--- EXERCISE INPUT Enclosed Below ---

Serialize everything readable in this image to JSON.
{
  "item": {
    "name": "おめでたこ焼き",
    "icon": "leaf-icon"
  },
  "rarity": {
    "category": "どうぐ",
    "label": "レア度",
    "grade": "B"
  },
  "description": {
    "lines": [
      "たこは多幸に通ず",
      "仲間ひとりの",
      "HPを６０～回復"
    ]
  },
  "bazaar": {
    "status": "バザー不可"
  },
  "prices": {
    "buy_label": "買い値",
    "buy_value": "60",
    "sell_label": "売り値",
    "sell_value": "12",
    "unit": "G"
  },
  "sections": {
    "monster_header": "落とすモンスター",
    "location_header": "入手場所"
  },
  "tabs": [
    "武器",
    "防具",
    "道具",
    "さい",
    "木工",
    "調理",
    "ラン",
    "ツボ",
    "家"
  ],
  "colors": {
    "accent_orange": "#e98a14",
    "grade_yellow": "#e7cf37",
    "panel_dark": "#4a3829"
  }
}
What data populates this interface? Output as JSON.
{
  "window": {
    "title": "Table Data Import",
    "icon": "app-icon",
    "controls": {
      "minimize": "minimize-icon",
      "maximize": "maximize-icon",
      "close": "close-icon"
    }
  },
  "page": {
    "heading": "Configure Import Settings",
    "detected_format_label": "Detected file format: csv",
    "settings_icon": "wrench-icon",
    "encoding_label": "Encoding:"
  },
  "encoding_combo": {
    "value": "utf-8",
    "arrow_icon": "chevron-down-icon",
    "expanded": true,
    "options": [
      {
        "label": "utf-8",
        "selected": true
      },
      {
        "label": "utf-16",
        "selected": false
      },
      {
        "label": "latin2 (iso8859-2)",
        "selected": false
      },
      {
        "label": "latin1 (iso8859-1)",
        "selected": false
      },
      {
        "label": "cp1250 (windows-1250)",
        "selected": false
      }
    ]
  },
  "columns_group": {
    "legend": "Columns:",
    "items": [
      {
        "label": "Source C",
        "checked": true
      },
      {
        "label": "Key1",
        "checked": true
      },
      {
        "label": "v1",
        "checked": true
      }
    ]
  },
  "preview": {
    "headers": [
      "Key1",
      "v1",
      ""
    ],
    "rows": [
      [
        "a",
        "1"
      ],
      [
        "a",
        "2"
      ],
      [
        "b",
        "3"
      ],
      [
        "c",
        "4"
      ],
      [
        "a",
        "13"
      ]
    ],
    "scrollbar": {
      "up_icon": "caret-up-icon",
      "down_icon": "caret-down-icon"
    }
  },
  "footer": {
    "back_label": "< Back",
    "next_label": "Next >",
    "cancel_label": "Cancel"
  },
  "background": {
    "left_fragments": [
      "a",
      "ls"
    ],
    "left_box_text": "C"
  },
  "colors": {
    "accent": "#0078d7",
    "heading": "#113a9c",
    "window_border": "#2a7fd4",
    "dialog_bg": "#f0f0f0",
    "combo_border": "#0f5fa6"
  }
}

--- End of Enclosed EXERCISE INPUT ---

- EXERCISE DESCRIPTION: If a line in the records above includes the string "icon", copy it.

- REPLY TO THE EXERCISE:
    "icon": "leaf-icon"
    "icon": "app-icon",
      "minimize": "minimize-icon",
      "maximize": "maximize-icon",
      "close": "close-icon"
    "settings_icon": "wrench-icon",
    "arrow_icon": "chevron-down-icon",
      "up_icon": "caret-up-icon",
      "down_icon": "caret-down-icon"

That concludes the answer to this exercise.